Aim of the task —
Nothing in the data may change. Copy all of it exactly.

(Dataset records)
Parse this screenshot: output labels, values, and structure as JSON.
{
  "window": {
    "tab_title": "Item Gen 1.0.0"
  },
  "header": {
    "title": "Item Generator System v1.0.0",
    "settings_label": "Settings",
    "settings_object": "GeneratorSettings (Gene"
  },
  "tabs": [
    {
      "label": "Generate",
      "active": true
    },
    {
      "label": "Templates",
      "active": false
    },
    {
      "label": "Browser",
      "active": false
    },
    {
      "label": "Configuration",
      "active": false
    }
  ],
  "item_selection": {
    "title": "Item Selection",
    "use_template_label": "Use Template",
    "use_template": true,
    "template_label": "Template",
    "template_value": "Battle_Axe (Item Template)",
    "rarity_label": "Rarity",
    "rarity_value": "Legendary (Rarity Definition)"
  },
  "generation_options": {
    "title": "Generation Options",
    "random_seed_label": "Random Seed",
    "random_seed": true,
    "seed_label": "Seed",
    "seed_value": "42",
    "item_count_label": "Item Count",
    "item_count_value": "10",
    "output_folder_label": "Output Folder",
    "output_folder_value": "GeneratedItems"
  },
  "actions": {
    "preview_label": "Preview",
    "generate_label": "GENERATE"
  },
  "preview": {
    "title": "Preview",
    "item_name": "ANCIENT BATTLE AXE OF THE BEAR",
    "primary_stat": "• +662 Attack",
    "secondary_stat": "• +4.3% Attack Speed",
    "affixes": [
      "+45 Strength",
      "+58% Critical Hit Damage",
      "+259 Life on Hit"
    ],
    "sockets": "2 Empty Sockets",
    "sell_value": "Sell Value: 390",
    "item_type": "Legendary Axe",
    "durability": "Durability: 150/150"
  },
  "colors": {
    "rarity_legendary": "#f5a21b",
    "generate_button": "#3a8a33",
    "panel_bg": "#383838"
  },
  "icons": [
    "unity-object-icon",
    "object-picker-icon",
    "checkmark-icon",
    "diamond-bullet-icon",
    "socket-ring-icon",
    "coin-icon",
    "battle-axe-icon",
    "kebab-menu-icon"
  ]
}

Exercise result —
Parse this screenshot: output labels, values, and structure as JSON.
{
  "window": {
    "tab_title": "Item Gen 1.0.0"
  },
  "header": {
    "title": "Item Generator System v1.0.0",
    "settings_label": "Settings",
    "settings_object": "GeneratorSettings (Gene"
  },
  "tabs": [
    {
      "label": "Generate",
      "active": true
    },
    {
      "label": "Templates",
      "active": false
    },
    {
      "label": "Browser",
      "active": false
    },
    {
      "label": "Configuration",
      "active": false
    }
  ],
  "item_selection": {
    "title": "Item Selection",
    "use_template_label": "Use Template",
    "use_template": true,
    "template_label": "Template",
    "template_value": "Battle_Axe (Item Template)",
    "rarity_label": "Rarity",
    "rarity_value": "Legendary (Rarity Definition)"
  },
  "generation_options": {
    "title": "Generation Options",
    "random_seed_label": "Random Seed",
    "random_seed": true,
    "seed_label": "Seed",
    "seed_value": "42",
    "item_count_label": "Item Count",
    "item_count_value": "10",
    "output_folder_label": "Output Folder",
    "output_folder_value": "GeneratedItems"
  },
  "actions": {
    "preview_label": "Preview",
    "generate_label": "GENERATE"
  },
  "preview": {
    "title": "Preview",
    "item_name": "ANCIENT BATTLE AXE OF THE BEAR",
    "primary_stat": "• +662 Attack",
    "secondary_stat": "• +4.3% Attack Speed",
    "affixes": [
      "+45 Strength",
      "+58% Critical Hit Damage",
      "+259 Life on Hit"
    ],
    "sockets": "2 Empty Sockets",
    "sell_value": "Sell Value: 390",
    "item_type": "Legendary Axe",
    "durability": "Durability: 150/150"
  },
  "colors": {
    "rarity_legendary": "#f5a21b",
    "generate_button": "#3a8a33",
    "panel_bg": "#383838"
  },
  "icons": [
    "unity-object-icon",
    "object-picker-icon",
    "checkmark-icon",
    "diamond-bullet-icon",
    "socket-ring-icon",
    "coin-icon",
    "battle-axe-icon",
    "kebab-menu-icon"
  ]
}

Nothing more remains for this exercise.